This Element examines an increasingly important community crime prevention strategy - focused deterrence. This strategy seeks to change offender behavior by understanding underlying crime-producing dynamics and conditions that sustain recurring crime problems, and implementing a blended set of law enforcement, community mobilization, and social service actions. The approach builds on recent theorizing on optimizing deterrence, mobilizing informal social control, enhancing police legitimacy, and reducing crime opportunities through situational crime prevention. There are three main types of focused deterrence strategies: group violence intervention programs, drug market intervention programs, and individual offender programs. A growing number of rigorous program evaluations find focused deterrence to be an effective crime prevention strategy. However, a number of steps need to be taken to ensure focused deterrence strategies are implemented properly.

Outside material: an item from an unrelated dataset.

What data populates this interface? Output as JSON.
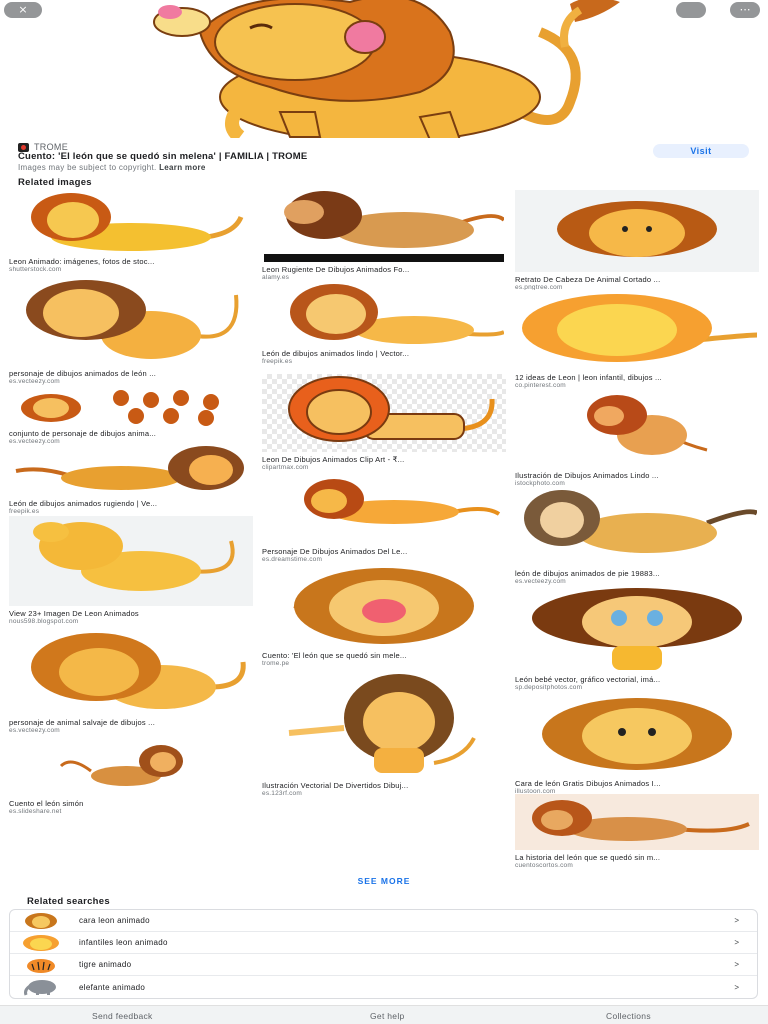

These steps include creating a network of capacity through partnering agencies, conducting upfront and ongoing problem analysis, and developing accountability structures and sustainability plans.